## Instructions to follow
Lines with the string "authorization" in the data below: report how many there are, and write nothing but the number.

## Provided records

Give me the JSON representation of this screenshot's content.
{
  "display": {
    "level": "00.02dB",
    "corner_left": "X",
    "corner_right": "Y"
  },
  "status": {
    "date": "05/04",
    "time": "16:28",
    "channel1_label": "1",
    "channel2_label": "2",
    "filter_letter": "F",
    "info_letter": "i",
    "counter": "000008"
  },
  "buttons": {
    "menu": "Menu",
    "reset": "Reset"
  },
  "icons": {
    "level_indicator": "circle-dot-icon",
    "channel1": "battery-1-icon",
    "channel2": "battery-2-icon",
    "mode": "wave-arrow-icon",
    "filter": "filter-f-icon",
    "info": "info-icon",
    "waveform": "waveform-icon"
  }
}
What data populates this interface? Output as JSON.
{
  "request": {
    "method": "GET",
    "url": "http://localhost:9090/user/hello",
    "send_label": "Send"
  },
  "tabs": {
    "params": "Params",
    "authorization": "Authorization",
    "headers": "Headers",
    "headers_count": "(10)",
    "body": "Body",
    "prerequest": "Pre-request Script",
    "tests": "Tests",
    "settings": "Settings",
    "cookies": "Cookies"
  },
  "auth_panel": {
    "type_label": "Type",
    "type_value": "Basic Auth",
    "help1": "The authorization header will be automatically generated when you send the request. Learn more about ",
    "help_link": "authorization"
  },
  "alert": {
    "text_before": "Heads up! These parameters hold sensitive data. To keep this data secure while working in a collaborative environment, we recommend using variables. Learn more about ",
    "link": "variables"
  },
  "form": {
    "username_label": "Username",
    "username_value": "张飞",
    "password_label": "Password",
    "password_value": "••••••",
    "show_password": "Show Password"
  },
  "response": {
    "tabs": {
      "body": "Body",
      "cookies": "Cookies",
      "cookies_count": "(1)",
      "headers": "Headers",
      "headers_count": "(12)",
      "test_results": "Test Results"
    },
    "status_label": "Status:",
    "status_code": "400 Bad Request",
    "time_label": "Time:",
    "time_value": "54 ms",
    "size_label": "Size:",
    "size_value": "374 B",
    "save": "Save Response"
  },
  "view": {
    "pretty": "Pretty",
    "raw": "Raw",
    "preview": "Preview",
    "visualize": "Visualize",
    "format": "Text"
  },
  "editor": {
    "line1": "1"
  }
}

## Result of this exercise
3